● **What is required**
What lines below contain the word "label"? Please pull each one out.
=-=-=-=-=
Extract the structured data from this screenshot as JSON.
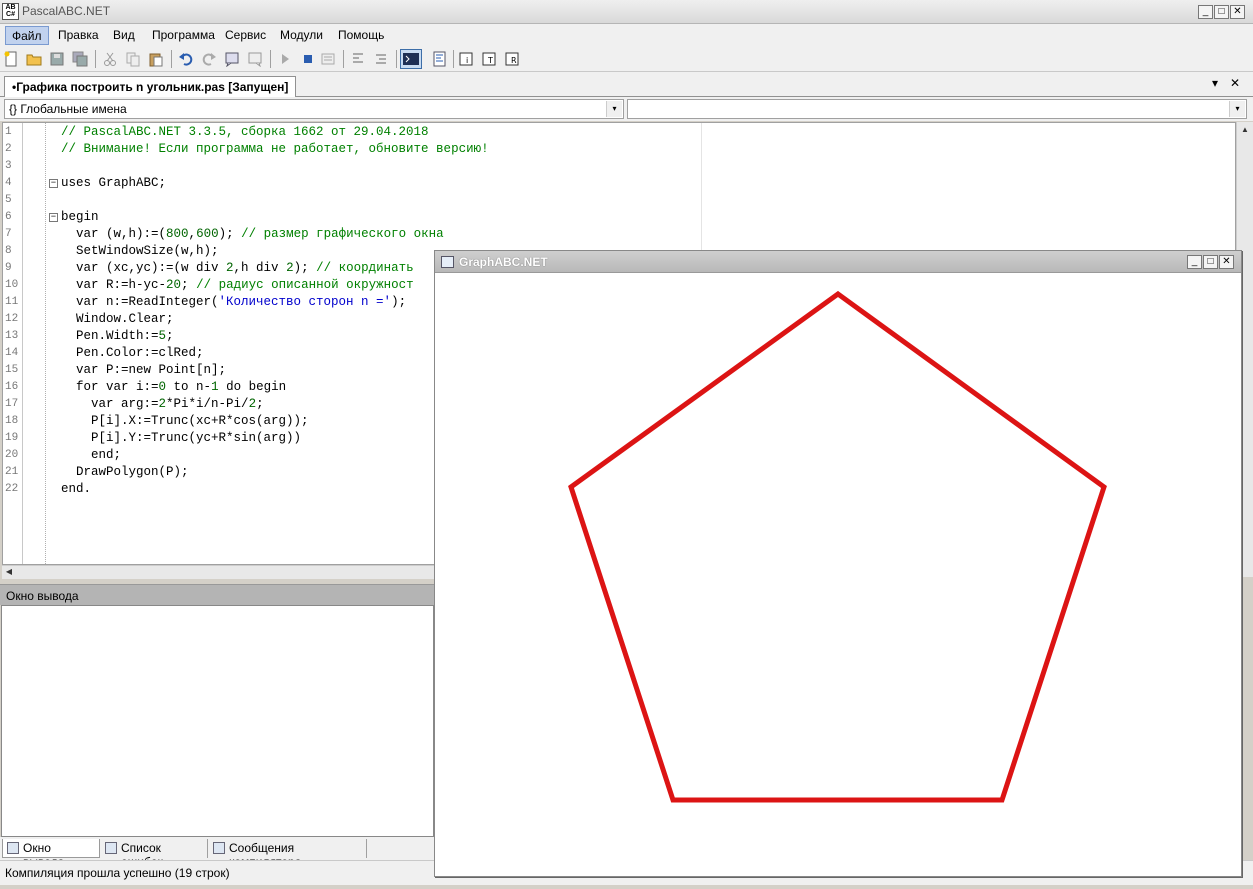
{
  "app": {
    "title": "PascalABC.NET",
    "icon_text": "AB\nC#"
  },
  "window_controls": {
    "minimize": "_",
    "maximize": "□",
    "close": "✕"
  },
  "menu": {
    "items": [
      {
        "label": "Файл",
        "active": true
      },
      {
        "label": "Правка"
      },
      {
        "label": "Вид"
      },
      {
        "label": "Программа"
      },
      {
        "label": "Сервис"
      },
      {
        "label": "Модули"
      },
      {
        "label": "Помощь"
      }
    ]
  },
  "toolbar": {
    "buttons": [
      "new-file-icon",
      "open-folder-icon",
      "save-icon",
      "save-all-icon",
      "cut-icon",
      "copy-icon",
      "paste-icon",
      "undo-icon",
      "redo-icon",
      "comment-icon",
      "uncomment-icon",
      "run-icon",
      "stop-icon",
      "debug-step-icon",
      "step-into-icon",
      "step-over-icon",
      "console-icon",
      "format-icon",
      "module-i-icon",
      "module-t-icon",
      "module-r-icon"
    ]
  },
  "tab": {
    "label": "•Графика построить n угольник.pas [Запущен]",
    "menu_arrow": "▾",
    "close": "✕"
  },
  "combos": {
    "left_value": "{} Глобальные имена",
    "right_value": "",
    "arrow": "▾"
  },
  "editor": {
    "lines": [
      {
        "n": "1",
        "fold": "",
        "parts": [
          [
            "c-comment",
            "// PascalABC.NET 3.3.5, сборка 1662 от 29.04.2018"
          ]
        ]
      },
      {
        "n": "2",
        "fold": "",
        "parts": [
          [
            "c-comment",
            "// Внимание! Если программа не работает, обновите версию!"
          ]
        ]
      },
      {
        "n": "3",
        "fold": "",
        "parts": []
      },
      {
        "n": "4",
        "fold": "⊟",
        "parts": [
          [
            "c-kw",
            "uses GraphABC;"
          ]
        ]
      },
      {
        "n": "5",
        "fold": "",
        "parts": []
      },
      {
        "n": "6",
        "fold": "⊟",
        "parts": [
          [
            "c-kw",
            "begin"
          ]
        ]
      },
      {
        "n": "7",
        "fold": "",
        "parts": [
          [
            "c-kw",
            "  var (w,h):=("
          ],
          [
            "c-num",
            "800"
          ],
          [
            "c-kw",
            ","
          ],
          [
            "c-num",
            "600"
          ],
          [
            "c-kw",
            "); "
          ],
          [
            "c-comment",
            "// размер графического окна"
          ]
        ]
      },
      {
        "n": "8",
        "fold": "",
        "parts": [
          [
            "c-kw",
            "  SetWindowSize(w,h);"
          ]
        ]
      },
      {
        "n": "9",
        "fold": "",
        "parts": [
          [
            "c-kw",
            "  var (xc,yc):=(w div "
          ],
          [
            "c-num",
            "2"
          ],
          [
            "c-kw",
            ",h div "
          ],
          [
            "c-num",
            "2"
          ],
          [
            "c-kw",
            "); "
          ],
          [
            "c-comment",
            "// координать"
          ]
        ]
      },
      {
        "n": "10",
        "fold": "",
        "parts": [
          [
            "c-kw",
            "  var R:=h-yc-"
          ],
          [
            "c-num",
            "20"
          ],
          [
            "c-kw",
            "; "
          ],
          [
            "c-comment",
            "// радиус описанной окружност"
          ]
        ]
      },
      {
        "n": "11",
        "fold": "",
        "parts": [
          [
            "c-kw",
            "  var n:=ReadInteger("
          ],
          [
            "c-str",
            "'Количество сторон n ='"
          ],
          [
            "c-kw",
            ");"
          ]
        ]
      },
      {
        "n": "12",
        "fold": "",
        "parts": [
          [
            "c-kw",
            "  Window.Clear;"
          ]
        ]
      },
      {
        "n": "13",
        "fold": "",
        "parts": [
          [
            "c-kw",
            "  Pen.Width:="
          ],
          [
            "c-num",
            "5"
          ],
          [
            "c-kw",
            ";"
          ]
        ]
      },
      {
        "n": "14",
        "fold": "",
        "parts": [
          [
            "c-kw",
            "  Pen.Color:=clRed;"
          ]
        ]
      },
      {
        "n": "15",
        "fold": "",
        "parts": [
          [
            "c-kw",
            "  var P:=new Point[n];"
          ]
        ]
      },
      {
        "n": "16",
        "fold": "",
        "parts": [
          [
            "c-kw",
            "  for var i:="
          ],
          [
            "c-num",
            "0"
          ],
          [
            "c-kw",
            " to n-"
          ],
          [
            "c-num",
            "1"
          ],
          [
            "c-kw",
            " do begin"
          ]
        ]
      },
      {
        "n": "17",
        "fold": "",
        "parts": [
          [
            "c-kw",
            "    var arg:="
          ],
          [
            "c-num",
            "2"
          ],
          [
            "c-kw",
            "*Pi*i/n-Pi/"
          ],
          [
            "c-num",
            "2"
          ],
          [
            "c-kw",
            ";"
          ]
        ]
      },
      {
        "n": "18",
        "fold": "",
        "parts": [
          [
            "c-kw",
            "    P[i].X:=Trunc(xc+R*cos(arg));"
          ]
        ]
      },
      {
        "n": "19",
        "fold": "",
        "parts": [
          [
            "c-kw",
            "    P[i].Y:=Trunc(yc+R*sin(arg))"
          ]
        ]
      },
      {
        "n": "20",
        "fold": "",
        "parts": [
          [
            "c-kw",
            "    end;"
          ]
        ]
      },
      {
        "n": "21",
        "fold": "",
        "parts": [
          [
            "c-kw",
            "  DrawPolygon(P);"
          ]
        ]
      },
      {
        "n": "22",
        "fold": "",
        "parts": [
          [
            "c-kw",
            "end."
          ]
        ]
      }
    ]
  },
  "output_panel": {
    "header": "Окно вывода",
    "content": ""
  },
  "bottom_tabs": [
    {
      "label": "Окно вывода",
      "selected": true
    },
    {
      "label": "Список ошибок"
    },
    {
      "label": "Сообщения компилятора"
    }
  ],
  "status": {
    "text": "Компиляция прошла успешно (19 строк)"
  },
  "graph_window": {
    "title": "GraphABC.NET",
    "window_size": [
      800,
      600
    ],
    "sides": 5,
    "pen_width": 5,
    "pen_color": "#dc1414"
  }
}
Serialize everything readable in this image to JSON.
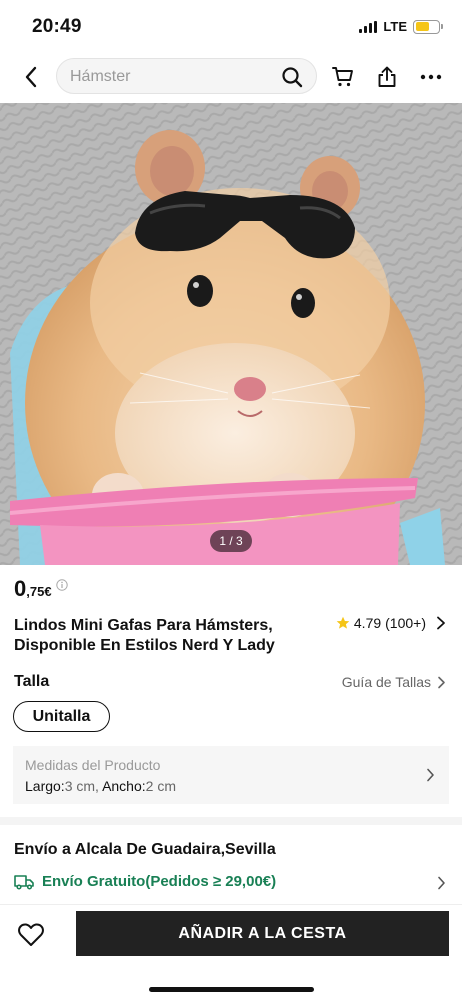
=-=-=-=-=
● **The answer**
        "label": "Файл",
        "label": "Правка"
        "label": "Вид"
        "label": "Программа"
        "label": "Сервис"
        "label": "Модули"
        "label": "Помощь"
    "label": "•Графика построить n угольник.pas [Запущен]",
      "label": "Окно вывода",
      "label": "Список ошибок"
      "label": "Сообщения компилятора"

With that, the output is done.